- _Work to be completed_: The records need to be set down again exactly as they appear.

- _Web page and app entries_:
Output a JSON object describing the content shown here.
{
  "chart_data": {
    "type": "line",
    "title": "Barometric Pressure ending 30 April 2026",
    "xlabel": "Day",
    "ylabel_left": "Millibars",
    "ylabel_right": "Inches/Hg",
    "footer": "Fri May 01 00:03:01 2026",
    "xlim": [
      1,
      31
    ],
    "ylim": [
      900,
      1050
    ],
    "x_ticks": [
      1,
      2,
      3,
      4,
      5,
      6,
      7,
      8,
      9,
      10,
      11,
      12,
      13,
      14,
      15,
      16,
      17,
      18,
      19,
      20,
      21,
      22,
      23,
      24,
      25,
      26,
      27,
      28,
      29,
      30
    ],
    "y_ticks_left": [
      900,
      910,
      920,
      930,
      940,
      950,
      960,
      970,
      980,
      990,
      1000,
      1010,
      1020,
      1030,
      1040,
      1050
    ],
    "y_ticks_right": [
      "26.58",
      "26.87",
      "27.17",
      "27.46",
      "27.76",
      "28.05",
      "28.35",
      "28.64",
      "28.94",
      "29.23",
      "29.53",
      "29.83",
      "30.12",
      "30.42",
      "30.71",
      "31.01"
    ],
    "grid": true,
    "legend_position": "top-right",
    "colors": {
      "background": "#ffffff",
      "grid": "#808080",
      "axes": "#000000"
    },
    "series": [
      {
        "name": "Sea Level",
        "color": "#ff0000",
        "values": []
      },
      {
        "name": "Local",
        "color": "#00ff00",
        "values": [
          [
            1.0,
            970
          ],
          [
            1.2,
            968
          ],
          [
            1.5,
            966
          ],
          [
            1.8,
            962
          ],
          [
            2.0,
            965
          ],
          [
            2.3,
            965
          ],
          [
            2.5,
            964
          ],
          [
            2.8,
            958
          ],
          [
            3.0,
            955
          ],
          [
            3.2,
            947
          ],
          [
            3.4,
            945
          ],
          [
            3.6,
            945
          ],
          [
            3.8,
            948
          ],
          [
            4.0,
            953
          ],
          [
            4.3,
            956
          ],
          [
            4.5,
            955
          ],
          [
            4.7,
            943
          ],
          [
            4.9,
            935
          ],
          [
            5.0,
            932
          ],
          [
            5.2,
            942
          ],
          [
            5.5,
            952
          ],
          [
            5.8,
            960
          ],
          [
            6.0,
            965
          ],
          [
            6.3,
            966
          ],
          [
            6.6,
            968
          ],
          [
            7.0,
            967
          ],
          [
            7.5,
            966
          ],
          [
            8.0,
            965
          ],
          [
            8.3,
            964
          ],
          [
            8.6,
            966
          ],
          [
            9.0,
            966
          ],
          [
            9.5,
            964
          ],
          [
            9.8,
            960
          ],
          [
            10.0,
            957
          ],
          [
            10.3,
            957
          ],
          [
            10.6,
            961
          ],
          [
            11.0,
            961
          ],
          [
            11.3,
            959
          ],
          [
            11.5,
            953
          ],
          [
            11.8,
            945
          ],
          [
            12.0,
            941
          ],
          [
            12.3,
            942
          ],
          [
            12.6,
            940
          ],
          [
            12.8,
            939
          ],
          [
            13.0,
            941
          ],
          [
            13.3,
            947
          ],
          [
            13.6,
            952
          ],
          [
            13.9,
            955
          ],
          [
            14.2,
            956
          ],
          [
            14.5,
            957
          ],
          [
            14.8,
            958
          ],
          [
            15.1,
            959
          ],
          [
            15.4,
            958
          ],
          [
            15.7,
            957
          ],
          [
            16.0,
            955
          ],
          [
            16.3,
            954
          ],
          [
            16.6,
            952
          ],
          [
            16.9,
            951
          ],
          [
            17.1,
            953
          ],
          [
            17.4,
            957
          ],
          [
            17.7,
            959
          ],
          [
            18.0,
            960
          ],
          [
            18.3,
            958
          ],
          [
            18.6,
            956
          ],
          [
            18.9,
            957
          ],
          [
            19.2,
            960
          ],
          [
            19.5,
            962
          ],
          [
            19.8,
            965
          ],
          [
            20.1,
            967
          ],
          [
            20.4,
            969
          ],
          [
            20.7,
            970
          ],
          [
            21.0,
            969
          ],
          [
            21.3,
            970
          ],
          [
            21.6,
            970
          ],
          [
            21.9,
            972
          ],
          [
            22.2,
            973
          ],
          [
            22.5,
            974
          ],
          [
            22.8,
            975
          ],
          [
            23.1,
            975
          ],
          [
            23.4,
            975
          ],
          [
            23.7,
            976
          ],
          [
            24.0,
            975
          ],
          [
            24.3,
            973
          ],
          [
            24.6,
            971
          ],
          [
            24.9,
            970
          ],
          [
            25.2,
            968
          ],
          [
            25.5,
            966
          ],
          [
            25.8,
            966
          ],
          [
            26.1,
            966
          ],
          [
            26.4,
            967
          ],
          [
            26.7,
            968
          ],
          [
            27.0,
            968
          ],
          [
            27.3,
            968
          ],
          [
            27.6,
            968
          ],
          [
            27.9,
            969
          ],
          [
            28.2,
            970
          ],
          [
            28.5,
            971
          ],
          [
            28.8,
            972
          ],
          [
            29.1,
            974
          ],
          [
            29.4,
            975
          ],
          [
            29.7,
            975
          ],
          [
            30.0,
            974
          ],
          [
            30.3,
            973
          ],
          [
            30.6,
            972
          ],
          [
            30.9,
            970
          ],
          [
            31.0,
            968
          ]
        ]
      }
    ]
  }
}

- _Response to the task_:
Output a JSON object describing the content shown here.
{
  "chart_data": {
    "type": "line",
    "title": "Barometric Pressure ending 30 April 2026",
    "xlabel": "Day",
    "ylabel_left": "Millibars",
    "ylabel_right": "Inches/Hg",
    "footer": "Fri May 01 00:03:01 2026",
    "xlim": [
      1,
      31
    ],
    "ylim": [
      900,
      1050
    ],
    "x_ticks": [
      1,
      2,
      3,
      4,
      5,
      6,
      7,
      8,
      9,
      10,
      11,
      12,
      13,
      14,
      15,
      16,
      17,
      18,
      19,
      20,
      21,
      22,
      23,
      24,
      25,
      26,
      27,
      28,
      29,
      30
    ],
    "y_ticks_left": [
      900,
      910,
      920,
      930,
      940,
      950,
      960,
      970,
      980,
      990,
      1000,
      1010,
      1020,
      1030,
      1040,
      1050
    ],
    "y_ticks_right": [
      "26.58",
      "26.87",
      "27.17",
      "27.46",
      "27.76",
      "28.05",
      "28.35",
      "28.64",
      "28.94",
      "29.23",
      "29.53",
      "29.83",
      "30.12",
      "30.42",
      "30.71",
      "31.01"
    ],
    "grid": true,
    "legend_position": "top-right",
    "colors": {
      "background": "#ffffff",
      "grid": "#808080",
      "axes": "#000000"
    },
    "series": [
      {
        "name": "Sea Level",
        "color": "#ff0000",
        "values": []
      },
      {
        "name": "Local",
        "color": "#00ff00",
        "values": [
          [
            1.0,
            970
          ],
          [
            1.2,
            968
          ],
          [
            1.5,
            966
          ],
          [
            1.8,
            962
          ],
          [
            2.0,
            965
          ],
          [
            2.3,
            965
          ],
          [
            2.5,
            964
          ],
          [
            2.8,
            958
          ],
          [
            3.0,
            955
          ],
          [
            3.2,
            947
          ],
          [
            3.4,
            945
          ],
          [
            3.6,
            945
          ],
          [
            3.8,
            948
          ],
          [
            4.0,
            953
          ],
          [
            4.3,
            956
          ],
          [
            4.5,
            955
          ],
          [
            4.7,
            943
          ],
          [
            4.9,
            935
          ],
          [
            5.0,
            932
          ],
          [
            5.2,
            942
          ],
          [
            5.5,
            952
          ],
          [
            5.8,
            960
          ],
          [
            6.0,
            965
          ],
          [
            6.3,
            966
          ],
          [
            6.6,
            968
          ],
          [
            7.0,
            967
          ],
          [
            7.5,
            966
          ],
          [
            8.0,
            965
          ],
          [
            8.3,
            964
          ],
          [
            8.6,
            966
          ],
          [
            9.0,
            966
          ],
          [
            9.5,
            964
          ],
          [
            9.8,
            960
          ],
          [
            10.0,
            957
          ],
          [
            10.3,
            957
          ],
          [
            10.6,
            961
          ],
          [
            11.0,
            961
          ],
          [
            11.3,
            959
          ],
          [
            11.5,
            953
          ],
          [
            11.8,
            945
          ],
          [
            12.0,
            941
          ],
          [
            12.3,
            942
          ],
          [
            12.6,
            940
          ],
          [
            12.8,
            939
          ],
          [
            13.0,
            941
          ],
          [
            13.3,
            947
          ],
          [
            13.6,
            952
          ],
          [
            13.9,
            955
          ],
          [
            14.2,
            956
          ],
          [
            14.5,
            957
          ],
          [
            14.8,
            958
          ],
          [
            15.1,
            959
          ],
          [
            15.4,
            958
          ],
          [
            15.7,
            957
          ],
          [
            16.0,
            955
          ],
          [
            16.3,
            954
          ],
          [
            16.6,
            952
          ],
          [
            16.9,
            951
          ],
          [
            17.1,
            953
          ],
          [
            17.4,
            957
          ],
          [
            17.7,
            959
          ],
          [
            18.0,
            960
          ],
          [
            18.3,
            958
          ],
          [
            18.6,
            956
          ],
          [
            18.9,
            957
          ],
          [
            19.2,
            960
          ],
          [
            19.5,
            962
          ],
          [
            19.8,
            965
          ],
          [
            20.1,
            967
          ],
          [
            20.4,
            969
          ],
          [
            20.7,
            970
          ],
          [
            21.0,
            969
          ],
          [
            21.3,
            970
          ],
          [
            21.6,
            970
          ],
          [
            21.9,
            972
          ],
          [
            22.2,
            973
          ],
          [
            22.5,
            974
          ],
          [
            22.8,
            975
          ],
          [
            23.1,
            975
          ],
          [
            23.4,
            975
          ],
          [
            23.7,
            976
          ],
          [
            24.0,
            975
          ],
          [
            24.3,
            973
          ],
          [
            24.6,
            971
          ],
          [
            24.9,
            970
          ],
          [
            25.2,
            968
          ],
          [
            25.5,
            966
          ],
          [
            25.8,
            966
          ],
          [
            26.1,
            966
          ],
          [
            26.4,
            967
          ],
          [
            26.7,
            968
          ],
          [
            27.0,
            968
          ],
          [
            27.3,
            968
          ],
          [
            27.6,
            968
          ],
          [
            27.9,
            969
          ],
          [
            28.2,
            970
          ],
          [
            28.5,
            971
          ],
          [
            28.8,
            972
          ],
          [
            29.1,
            974
          ],
          [
            29.4,
            975
          ],
          [
            29.7,
            975
          ],
          [
            30.0,
            974
          ],
          [
            30.3,
            973
          ],
          [
            30.6,
            972
          ],
          [
            30.9,
            970
          ],
          [
            31.0,
            968
          ]
        ]
      }
    ]
  }
}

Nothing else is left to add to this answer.